It seems that we are on the cross roads with regards to the future of so called serious music,  especially in the US. The CIty Opera of NYC in bankruptcy, The Minnesota Orchestra might follow the suit, the musicians are on strike for almost a year! Those are only some of the facts.

Why can’t we support a society where the professional artists can make a dissent living? And yet there are new arts center being build. People always loved the performing arts, the music.This will not disappear. We might use different formats of presentation, we might use different instruments, or is it that simple? In my view the classical music should be an important part of every child upbringing.  As my husband says: we insist on children learning to wash their teeth (often against their will..) The same way we should insist on musical education. The rewards are numerous and obvious. We are falling behind! Have a look at El Sistema in Venezuela!  It does not have to be an elite choice art. The music language IS universal, when WE LISTEN!


The Great Albert Einstein

” A human being is a part of the whole called by us “the universe,” a part limited in time and space. He experiences himself, his thoughts and feelings, as something separate from the rest – a kind of optical delusion of consciousness.  This delusion is a kind of prison for us, restricting us to our personal desires and affection for a few persons nearest to us. Our task must be to free ourselves from the prison by widening the circle of understanding and compassion to embrace all living creatures and the whole of nature in its beauty. ”


I found this quote, do not know where was it taken from, one of the most profound thoughts I came across. And Yes, supposably he played violin out of tune…everything being relative..

Krzysztof Penderecki European Center for Music in Lusławice

Opening night of the KPEuropean Center for Music

Opening night of the KPEuropean Center for Music, Lusławice, May 21, 2013


June 8, 2013

What an amazing site! Super facilities, concert hall, dorms, studios for 90 students, and faculty apartments, brand new and beautiful, situated in the middle of rolling hills in South – Eastern Poland. It is the brainchild, “dream come true” of Krzysztof Penderecki. The master composer, who created an aboretum of more than 2000 trees in his estate, donated 200 hectares of his grounds to build this Center adjacent to his home. As he said in his address on Opening Night: he wants to give back to the community, to offer the possibility for children and young people to study with the best artists in the most nurturing environment, and to offer people of the surrounding villages a chance to hear life classical music with an emphasis on the contemporary.  In the last few weeks five thousand people already came to hear concerts. The hall for 600-700 people has fabulous acoustics. The Opening Night concert, by invitation only, gathered many VIPs including the First Lady of Poland, the present and past Ministers of Cultures, regional and local officials, people instrumental in accomplishing this “Miracle in Lusławice”, and lots of friends. The program chosen by Penderecki himself opened with selections of Grieg, Górecki, and Elgar performed by The Lusławice Talent Orchestra (participants from the Center’s first educational project for children aged 7-14), followed by Penderecki’s Third String Quartet “Leaves from an Unwritten Diary” played by The Apollon Musagete Quartette,  and Mendelssohn’s String Octet with Anne-Sophie Mutter and Mutter’s Virtuosi.

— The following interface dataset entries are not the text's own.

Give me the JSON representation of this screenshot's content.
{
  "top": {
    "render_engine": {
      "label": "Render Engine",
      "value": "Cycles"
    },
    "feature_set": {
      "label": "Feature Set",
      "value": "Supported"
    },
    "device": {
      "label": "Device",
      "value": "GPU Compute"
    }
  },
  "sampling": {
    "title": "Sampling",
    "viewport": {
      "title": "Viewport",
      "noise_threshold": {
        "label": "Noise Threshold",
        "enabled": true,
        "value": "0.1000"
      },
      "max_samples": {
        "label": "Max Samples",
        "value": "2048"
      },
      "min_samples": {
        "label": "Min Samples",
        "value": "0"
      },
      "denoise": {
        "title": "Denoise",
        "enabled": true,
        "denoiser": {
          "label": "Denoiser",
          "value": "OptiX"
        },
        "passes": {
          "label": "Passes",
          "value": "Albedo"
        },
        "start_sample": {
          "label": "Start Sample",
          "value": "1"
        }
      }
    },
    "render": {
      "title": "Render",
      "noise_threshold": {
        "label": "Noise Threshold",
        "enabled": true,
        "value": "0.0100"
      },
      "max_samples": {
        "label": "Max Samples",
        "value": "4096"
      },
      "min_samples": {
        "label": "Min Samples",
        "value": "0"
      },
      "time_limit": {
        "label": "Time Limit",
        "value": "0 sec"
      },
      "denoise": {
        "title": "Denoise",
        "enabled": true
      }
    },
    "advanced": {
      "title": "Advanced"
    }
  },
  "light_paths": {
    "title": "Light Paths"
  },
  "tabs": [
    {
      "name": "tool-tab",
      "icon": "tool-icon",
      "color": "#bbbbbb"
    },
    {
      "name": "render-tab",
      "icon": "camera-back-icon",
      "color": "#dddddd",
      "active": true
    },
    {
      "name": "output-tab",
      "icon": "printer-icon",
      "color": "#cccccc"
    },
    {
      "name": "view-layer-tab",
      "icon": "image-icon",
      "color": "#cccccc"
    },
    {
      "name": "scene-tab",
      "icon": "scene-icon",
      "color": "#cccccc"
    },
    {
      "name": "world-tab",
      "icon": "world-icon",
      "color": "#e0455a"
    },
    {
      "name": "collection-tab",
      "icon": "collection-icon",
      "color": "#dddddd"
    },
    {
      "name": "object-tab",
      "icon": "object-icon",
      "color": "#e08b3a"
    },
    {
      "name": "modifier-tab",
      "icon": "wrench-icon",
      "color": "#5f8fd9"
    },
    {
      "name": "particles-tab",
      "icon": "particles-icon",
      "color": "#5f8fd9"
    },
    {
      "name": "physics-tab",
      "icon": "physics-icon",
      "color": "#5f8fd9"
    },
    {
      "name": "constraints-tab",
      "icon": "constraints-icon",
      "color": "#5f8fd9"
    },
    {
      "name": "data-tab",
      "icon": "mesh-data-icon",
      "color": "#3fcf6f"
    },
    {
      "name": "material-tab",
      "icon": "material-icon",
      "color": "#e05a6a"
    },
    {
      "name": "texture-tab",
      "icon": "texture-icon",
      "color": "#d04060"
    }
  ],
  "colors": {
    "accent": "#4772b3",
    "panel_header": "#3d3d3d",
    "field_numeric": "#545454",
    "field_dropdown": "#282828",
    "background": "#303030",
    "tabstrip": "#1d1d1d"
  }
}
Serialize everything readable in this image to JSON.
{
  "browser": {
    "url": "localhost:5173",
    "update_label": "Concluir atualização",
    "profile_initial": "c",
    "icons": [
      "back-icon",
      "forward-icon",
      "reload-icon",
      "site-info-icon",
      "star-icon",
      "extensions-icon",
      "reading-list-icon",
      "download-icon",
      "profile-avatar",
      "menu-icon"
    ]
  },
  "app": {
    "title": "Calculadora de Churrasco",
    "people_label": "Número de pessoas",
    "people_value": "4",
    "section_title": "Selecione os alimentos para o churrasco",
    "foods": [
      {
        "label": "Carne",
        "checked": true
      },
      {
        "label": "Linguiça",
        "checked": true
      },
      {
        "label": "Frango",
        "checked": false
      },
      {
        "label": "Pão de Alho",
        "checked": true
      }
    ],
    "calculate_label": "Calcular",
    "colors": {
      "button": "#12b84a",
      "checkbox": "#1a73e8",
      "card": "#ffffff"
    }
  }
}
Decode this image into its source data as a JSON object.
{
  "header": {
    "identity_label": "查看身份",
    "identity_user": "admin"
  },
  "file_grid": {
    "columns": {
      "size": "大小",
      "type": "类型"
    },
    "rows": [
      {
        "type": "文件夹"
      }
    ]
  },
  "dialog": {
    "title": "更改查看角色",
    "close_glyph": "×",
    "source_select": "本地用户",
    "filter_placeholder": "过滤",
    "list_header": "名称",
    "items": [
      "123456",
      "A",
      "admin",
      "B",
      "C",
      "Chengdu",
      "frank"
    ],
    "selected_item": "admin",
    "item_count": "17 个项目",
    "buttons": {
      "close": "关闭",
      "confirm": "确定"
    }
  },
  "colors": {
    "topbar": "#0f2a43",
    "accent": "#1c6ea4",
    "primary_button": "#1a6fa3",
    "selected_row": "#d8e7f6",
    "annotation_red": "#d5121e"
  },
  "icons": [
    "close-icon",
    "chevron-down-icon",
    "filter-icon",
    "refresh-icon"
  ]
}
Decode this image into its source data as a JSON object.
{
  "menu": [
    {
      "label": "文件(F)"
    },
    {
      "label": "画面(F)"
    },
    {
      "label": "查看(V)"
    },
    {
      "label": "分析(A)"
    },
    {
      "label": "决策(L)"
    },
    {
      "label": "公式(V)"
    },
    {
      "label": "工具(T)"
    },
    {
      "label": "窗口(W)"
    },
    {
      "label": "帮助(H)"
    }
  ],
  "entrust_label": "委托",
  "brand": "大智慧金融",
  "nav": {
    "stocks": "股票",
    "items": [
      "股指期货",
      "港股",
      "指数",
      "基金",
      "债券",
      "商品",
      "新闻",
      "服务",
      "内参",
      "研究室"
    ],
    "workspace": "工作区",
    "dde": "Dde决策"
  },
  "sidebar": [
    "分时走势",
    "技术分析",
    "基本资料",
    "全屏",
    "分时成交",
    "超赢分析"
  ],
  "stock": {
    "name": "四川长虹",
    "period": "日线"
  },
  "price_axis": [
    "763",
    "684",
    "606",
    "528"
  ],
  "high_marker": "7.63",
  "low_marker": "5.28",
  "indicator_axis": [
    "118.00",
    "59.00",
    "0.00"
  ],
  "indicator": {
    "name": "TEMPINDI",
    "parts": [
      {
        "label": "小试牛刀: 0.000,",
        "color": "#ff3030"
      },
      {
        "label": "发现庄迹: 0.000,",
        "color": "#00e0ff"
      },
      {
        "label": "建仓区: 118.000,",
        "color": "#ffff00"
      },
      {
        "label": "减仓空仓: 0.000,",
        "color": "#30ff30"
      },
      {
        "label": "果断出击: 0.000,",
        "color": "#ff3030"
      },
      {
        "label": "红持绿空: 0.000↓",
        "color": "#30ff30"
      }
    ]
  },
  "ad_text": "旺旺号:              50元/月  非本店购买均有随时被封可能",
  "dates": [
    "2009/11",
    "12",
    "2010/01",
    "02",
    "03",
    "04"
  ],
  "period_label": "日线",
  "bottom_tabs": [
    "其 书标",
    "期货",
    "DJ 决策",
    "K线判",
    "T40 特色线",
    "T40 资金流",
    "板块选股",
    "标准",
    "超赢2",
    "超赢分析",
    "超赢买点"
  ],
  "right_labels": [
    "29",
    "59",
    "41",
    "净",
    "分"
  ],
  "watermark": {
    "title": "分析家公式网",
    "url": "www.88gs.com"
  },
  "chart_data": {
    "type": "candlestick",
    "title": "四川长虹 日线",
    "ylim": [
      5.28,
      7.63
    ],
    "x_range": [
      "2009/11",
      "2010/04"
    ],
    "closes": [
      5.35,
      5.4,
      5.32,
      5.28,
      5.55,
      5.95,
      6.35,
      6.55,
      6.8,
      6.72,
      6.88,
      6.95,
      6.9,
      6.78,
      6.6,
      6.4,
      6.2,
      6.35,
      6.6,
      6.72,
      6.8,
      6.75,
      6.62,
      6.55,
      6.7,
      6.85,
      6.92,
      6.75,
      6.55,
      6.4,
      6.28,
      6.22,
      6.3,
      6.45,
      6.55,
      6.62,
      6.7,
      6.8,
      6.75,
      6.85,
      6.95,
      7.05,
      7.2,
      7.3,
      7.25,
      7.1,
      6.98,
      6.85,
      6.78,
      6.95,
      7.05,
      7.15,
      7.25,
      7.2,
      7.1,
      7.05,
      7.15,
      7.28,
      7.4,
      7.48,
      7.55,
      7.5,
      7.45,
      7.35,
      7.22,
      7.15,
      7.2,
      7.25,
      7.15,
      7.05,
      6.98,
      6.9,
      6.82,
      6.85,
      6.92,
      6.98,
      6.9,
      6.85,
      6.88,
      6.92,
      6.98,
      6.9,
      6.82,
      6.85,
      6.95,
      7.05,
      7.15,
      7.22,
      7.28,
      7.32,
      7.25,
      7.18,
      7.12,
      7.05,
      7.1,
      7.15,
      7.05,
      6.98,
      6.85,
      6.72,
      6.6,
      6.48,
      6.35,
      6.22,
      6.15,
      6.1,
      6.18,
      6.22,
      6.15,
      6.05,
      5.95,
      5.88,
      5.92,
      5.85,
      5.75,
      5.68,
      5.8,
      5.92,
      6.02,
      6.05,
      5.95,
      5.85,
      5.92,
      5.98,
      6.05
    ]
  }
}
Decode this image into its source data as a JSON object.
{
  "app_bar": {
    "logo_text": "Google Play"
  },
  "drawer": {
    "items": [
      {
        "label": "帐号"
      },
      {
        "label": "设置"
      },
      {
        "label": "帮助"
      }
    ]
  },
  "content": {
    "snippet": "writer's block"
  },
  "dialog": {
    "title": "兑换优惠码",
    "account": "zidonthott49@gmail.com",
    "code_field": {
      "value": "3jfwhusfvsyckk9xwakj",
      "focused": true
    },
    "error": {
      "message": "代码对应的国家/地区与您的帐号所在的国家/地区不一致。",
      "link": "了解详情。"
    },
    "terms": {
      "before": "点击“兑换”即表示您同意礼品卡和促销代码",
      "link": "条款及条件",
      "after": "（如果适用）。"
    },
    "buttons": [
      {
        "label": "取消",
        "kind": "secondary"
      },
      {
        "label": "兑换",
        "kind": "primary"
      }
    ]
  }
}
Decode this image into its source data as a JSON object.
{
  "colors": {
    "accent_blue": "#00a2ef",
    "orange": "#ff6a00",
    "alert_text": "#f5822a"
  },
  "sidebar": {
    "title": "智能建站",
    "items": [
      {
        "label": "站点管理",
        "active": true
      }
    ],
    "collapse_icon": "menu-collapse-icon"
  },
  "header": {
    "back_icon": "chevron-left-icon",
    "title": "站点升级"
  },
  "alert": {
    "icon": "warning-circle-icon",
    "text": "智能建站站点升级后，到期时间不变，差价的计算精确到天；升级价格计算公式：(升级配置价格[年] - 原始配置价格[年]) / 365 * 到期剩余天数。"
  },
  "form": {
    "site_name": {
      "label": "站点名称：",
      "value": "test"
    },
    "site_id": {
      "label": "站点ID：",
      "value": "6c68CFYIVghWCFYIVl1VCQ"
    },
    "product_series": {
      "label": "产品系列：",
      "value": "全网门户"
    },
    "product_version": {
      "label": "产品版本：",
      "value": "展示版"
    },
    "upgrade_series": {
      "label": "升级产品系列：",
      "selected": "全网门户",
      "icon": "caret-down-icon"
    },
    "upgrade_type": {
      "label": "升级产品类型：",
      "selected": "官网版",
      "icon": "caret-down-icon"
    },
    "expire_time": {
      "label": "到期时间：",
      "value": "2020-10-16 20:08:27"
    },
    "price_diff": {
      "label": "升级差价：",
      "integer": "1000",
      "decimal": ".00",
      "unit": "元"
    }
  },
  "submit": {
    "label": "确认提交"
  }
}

KP in Luslawice

A quote from Krzysztof Penderecki: ” No artistic creativity can survive without roots. Let’s look at a tree: it teaches us that a work of art must take roots in two things – the ground and the sky – and that the most sublime and fundamental values are always the key. May, therefore, this place in Lusławice become a particular “tree of knowledge” for young and talented musicians, and help them set forth in their further artistic careers.”



April 1, 2013

On my recent visit to Kraków, Yaniv and I went to see “The Exhibition of Musical manuscripts” at the Jagiellonian Library. It was one of the accompanying events on the occasion of the “17th Ludvig van Beethoven Easter Festival. I knew I was going to see something VERY special: manuscripts of Mozart, Beethoven…and  was overwhelmed by the sheer joy and humility in presence of those treasuries. Can you imagine seeing Beethoven’s sketch book in a very difficult to read hand writing? There were some motives, ideas, later found in his compositions. Next to it, almost “clean” Mozart Symphony in E flat Major KV 543. And there was more Mozart, Bethoven (Seventh Symphony) Schubert, Bach, Mendelssohn, Haydn, Brahms, Wagner, Verdi AND Lutosławski, Górecki and Penderecki.

Those and many more are available to scholars, but rarely visible to public. It was a bit surreal to see it housed in a “regular” library, full of todays life, students. What is it going to be like a hundred years from now? Todays composers “originals” will be digitally stored? available on Sibelius 2008?


March 13, 2013

A few thoughts about the impact of live music. With today’s  technology, we practically have all music at our disposal, yet nothing will give you, the listener the same emotional reaction as live performance. Here is but one example of a post-September 11th reflection, which was published in the NY Polish Daily “Nowy Dziennik”:


 “I deeply believe in the healing power of classical music.  If even for a couple of minutes, in one phrase, we gave comfort to the listeners  - it is good that we came.”